** Opening Data extract block **

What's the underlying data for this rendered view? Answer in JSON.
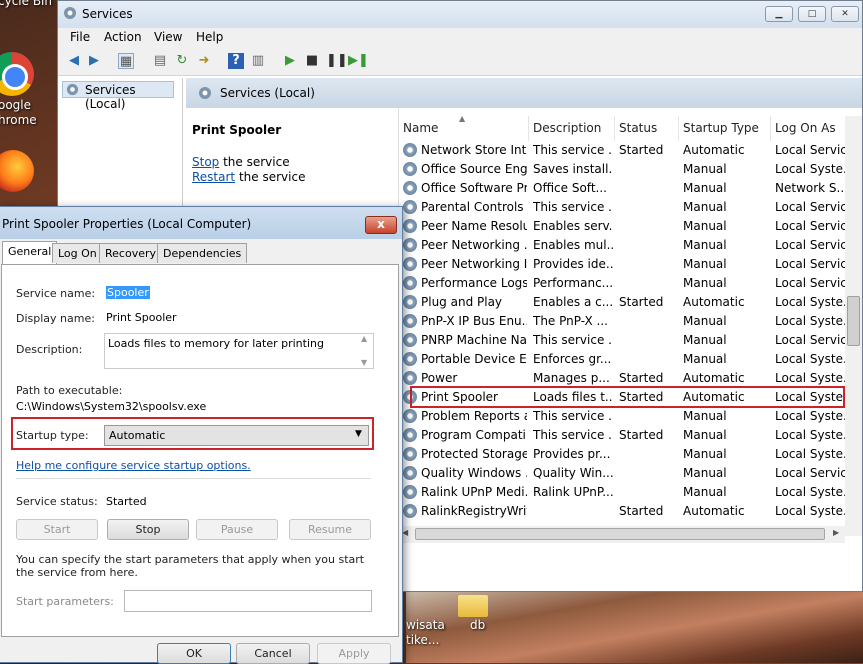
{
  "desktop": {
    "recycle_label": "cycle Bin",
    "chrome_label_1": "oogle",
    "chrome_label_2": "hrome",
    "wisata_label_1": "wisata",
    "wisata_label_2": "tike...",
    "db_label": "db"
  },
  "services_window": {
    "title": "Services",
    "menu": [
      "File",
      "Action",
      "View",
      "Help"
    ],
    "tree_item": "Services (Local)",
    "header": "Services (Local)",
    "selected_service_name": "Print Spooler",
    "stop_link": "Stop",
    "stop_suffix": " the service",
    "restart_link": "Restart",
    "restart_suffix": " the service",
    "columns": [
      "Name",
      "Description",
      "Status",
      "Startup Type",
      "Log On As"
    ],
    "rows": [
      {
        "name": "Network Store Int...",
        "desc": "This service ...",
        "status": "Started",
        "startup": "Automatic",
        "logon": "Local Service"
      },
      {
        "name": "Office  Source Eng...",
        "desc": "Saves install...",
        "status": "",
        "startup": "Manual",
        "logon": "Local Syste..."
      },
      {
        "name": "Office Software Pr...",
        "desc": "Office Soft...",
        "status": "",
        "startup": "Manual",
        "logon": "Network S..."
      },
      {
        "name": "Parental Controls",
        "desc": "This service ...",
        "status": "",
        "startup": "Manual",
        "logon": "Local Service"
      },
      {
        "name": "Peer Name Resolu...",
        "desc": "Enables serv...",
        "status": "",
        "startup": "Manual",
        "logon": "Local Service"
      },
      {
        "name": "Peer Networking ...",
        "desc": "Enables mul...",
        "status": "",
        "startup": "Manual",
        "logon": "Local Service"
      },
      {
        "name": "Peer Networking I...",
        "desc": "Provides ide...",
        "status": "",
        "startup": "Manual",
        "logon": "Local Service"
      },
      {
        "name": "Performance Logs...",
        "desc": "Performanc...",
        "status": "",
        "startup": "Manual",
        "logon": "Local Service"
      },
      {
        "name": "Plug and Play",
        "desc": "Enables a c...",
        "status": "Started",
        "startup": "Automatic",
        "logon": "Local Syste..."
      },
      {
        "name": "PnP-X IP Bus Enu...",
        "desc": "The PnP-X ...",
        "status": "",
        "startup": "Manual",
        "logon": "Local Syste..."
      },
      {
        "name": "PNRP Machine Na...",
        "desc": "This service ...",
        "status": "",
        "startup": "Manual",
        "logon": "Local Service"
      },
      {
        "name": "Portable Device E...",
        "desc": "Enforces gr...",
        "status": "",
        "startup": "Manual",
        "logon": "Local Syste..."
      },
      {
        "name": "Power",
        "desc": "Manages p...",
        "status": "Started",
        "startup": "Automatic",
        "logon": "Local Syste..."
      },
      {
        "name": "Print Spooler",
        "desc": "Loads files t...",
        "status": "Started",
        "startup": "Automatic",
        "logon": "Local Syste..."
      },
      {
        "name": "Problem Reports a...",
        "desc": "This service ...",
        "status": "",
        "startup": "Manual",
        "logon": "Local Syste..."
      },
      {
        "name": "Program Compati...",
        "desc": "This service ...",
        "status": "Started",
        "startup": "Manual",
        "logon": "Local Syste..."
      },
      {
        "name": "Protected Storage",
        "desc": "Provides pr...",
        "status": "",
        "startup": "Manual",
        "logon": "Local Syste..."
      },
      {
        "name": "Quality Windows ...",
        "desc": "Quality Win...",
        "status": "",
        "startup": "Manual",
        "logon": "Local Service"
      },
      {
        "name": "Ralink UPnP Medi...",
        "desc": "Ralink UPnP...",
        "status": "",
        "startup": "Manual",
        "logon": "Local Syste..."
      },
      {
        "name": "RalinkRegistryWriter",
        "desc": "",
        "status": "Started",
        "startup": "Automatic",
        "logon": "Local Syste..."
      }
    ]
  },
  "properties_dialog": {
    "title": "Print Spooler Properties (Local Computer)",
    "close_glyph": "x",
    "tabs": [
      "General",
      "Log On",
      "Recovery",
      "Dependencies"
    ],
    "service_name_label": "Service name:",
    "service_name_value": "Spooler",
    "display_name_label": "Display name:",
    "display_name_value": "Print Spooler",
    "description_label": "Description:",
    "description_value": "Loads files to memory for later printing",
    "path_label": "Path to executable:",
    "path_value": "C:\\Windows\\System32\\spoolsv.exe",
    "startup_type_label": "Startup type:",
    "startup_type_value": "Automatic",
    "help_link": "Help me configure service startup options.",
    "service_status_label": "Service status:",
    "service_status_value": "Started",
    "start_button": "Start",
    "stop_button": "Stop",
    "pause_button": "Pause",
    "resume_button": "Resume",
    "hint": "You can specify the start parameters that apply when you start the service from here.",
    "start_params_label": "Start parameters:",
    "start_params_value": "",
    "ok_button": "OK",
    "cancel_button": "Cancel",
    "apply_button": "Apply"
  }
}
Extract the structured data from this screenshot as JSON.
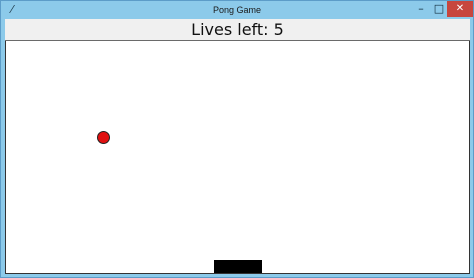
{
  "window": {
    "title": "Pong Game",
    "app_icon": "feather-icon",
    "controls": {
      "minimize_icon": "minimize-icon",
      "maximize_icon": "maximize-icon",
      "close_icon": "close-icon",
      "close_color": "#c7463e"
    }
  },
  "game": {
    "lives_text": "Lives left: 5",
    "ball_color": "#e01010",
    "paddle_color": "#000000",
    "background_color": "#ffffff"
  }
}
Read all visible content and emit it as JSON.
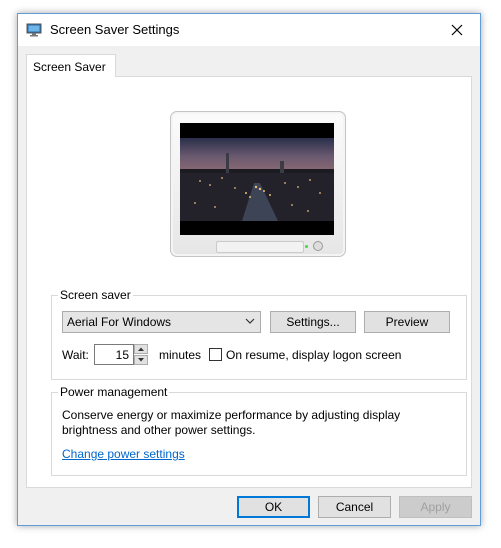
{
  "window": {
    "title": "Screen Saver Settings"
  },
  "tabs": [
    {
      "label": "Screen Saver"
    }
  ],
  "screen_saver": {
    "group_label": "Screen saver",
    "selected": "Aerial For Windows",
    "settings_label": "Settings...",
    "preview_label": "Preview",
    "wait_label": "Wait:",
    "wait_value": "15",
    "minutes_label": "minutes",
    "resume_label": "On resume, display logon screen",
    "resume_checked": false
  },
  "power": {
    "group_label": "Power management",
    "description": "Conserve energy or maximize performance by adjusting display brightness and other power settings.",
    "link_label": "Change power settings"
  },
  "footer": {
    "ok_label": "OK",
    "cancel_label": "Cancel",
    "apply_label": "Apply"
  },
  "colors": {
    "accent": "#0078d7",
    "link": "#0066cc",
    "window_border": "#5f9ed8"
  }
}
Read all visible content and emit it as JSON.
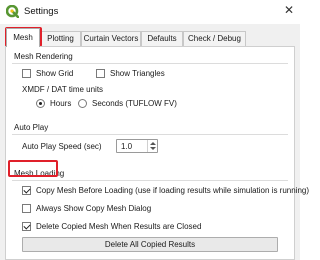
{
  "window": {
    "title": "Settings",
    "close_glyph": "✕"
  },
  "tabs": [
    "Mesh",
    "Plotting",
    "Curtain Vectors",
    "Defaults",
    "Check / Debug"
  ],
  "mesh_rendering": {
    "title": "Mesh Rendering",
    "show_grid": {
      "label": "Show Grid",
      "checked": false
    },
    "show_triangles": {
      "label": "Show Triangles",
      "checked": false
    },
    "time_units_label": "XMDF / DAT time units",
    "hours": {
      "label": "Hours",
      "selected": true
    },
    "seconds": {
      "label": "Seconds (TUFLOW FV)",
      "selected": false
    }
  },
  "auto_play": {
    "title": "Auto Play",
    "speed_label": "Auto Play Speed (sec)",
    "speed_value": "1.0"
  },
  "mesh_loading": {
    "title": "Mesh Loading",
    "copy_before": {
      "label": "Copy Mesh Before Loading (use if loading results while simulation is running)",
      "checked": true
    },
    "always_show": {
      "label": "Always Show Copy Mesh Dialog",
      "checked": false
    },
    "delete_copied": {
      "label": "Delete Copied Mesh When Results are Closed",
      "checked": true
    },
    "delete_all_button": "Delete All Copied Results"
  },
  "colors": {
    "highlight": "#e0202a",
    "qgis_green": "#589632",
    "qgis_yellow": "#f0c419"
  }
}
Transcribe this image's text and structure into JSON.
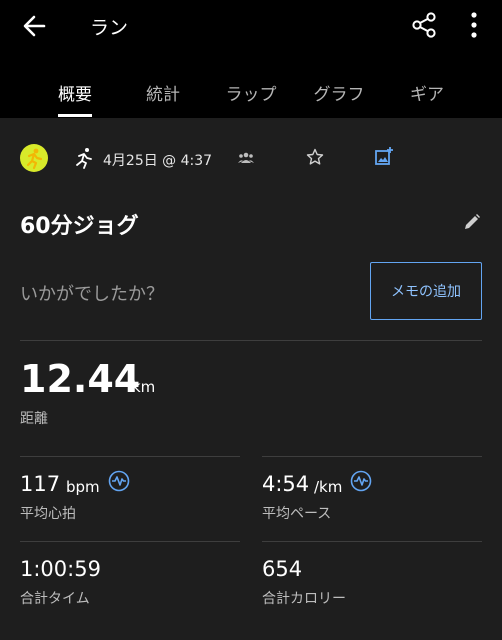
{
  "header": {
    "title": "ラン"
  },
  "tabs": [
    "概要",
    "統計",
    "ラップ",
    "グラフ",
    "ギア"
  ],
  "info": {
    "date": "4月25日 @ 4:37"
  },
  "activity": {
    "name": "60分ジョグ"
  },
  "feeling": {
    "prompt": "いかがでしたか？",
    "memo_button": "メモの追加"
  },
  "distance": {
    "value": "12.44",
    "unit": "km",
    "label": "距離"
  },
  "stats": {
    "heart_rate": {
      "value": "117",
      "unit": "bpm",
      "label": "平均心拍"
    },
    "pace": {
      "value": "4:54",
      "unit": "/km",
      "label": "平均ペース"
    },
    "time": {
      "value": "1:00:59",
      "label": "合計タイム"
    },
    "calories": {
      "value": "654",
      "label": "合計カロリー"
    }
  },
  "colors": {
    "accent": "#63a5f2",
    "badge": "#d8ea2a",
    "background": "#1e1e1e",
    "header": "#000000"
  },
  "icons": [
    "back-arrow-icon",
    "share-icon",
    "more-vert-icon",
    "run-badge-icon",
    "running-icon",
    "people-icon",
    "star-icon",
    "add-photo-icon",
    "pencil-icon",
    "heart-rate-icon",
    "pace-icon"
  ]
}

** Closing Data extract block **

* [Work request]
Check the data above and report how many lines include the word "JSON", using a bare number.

* [Task output]
5